So yeah, the recommendation that people with a disease featuring post-exertion exhaustion should start exercising to recover?  Bogus.

I can't help but think about how many people in the psychology community have pointed to these kinds of "gold standard" medical studies as a model for how psych research should operate.  For example, publicly laying out what the interventions will be specifically, what measures will be used, what the relevant criteria are, what kind of statistical tests will be run, etc. in advance so that there will not be the temptation to fudge things when the data come in.  However, this study shows how that model is no guarantee that the researchers won't fudge things anyway.  I'd argue that in some ways, having the appearance of a gold standard study while being shoddy underneath is even worse because people are more inclined to believe the results. 

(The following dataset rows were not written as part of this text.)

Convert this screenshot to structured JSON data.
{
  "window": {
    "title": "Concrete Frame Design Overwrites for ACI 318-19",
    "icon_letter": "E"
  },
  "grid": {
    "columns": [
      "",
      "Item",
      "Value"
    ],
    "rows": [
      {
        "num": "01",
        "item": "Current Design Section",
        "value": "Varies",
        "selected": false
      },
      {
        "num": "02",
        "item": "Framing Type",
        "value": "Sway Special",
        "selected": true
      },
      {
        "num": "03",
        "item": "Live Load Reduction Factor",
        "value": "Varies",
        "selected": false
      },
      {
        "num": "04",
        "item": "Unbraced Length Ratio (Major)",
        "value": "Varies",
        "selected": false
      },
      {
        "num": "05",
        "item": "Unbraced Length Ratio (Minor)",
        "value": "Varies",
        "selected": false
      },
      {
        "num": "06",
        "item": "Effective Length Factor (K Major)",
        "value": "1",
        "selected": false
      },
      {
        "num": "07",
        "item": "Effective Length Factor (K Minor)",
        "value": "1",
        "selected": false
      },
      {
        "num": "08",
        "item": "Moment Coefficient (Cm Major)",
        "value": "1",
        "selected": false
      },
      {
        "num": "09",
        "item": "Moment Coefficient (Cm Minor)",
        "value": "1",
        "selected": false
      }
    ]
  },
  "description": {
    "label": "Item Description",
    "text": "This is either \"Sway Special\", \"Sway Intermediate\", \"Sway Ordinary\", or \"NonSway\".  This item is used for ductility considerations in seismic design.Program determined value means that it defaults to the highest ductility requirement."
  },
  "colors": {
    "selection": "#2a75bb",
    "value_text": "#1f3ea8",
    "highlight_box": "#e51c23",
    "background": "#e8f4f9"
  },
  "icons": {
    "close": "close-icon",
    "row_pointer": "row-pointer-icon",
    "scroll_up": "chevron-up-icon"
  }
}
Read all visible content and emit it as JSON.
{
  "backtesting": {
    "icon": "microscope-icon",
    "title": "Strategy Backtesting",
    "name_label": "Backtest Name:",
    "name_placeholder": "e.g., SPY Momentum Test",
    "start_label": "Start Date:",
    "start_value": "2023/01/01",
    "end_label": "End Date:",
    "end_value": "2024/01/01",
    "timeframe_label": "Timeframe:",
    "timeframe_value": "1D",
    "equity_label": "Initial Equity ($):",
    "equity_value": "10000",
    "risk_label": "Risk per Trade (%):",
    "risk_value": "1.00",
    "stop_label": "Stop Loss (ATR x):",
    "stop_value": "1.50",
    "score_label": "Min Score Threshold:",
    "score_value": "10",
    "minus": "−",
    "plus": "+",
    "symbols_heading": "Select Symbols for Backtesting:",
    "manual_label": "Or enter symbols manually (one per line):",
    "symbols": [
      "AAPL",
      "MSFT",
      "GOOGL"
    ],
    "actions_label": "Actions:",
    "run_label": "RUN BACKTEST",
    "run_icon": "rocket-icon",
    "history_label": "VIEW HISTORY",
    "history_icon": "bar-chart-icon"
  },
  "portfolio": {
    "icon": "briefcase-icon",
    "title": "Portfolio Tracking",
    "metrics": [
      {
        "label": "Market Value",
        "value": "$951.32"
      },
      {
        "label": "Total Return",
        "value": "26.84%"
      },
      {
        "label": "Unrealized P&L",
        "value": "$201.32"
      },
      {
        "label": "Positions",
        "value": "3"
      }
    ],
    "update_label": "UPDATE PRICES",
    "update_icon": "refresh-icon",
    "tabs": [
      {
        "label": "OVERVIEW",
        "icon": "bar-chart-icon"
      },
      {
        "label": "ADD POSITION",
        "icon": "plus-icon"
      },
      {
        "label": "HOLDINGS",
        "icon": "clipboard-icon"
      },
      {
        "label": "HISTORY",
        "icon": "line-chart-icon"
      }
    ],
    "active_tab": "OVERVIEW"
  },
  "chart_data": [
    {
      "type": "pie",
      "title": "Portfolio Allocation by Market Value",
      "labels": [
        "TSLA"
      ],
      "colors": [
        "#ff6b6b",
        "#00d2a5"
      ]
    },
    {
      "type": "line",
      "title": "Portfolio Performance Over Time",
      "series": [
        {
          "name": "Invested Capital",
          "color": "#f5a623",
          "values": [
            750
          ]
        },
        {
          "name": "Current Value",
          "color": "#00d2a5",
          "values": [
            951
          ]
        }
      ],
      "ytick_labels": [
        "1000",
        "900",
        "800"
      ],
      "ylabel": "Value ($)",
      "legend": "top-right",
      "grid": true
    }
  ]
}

mom said...

I really like the tan rabbit. Beautiful coloring.

Sally said...

I agree, a gorgeous bun.

Tam said...

I feel bad for people with diseases like chronic fatigue that a lot of people don't really believe in, and that seem somewhat easy to fake. The study made me angry because that idea – that it's in your head and you can get better by starting with gentle exercise and working your way up – is exactly the commonsense response a person might have. So it's very detrimental for that seem to be confirmed. I'm sure a lot of people saw those results, it confirmed what they already thought, and they'll never see the arguments against it that came out later.

Sally said...

That's a good point, Tam--it is very harmful to people with the disease who are like, Fuck NO That Doesn't WORK! to have everyone around them thinking, Science says they just need to exercise and they will recover.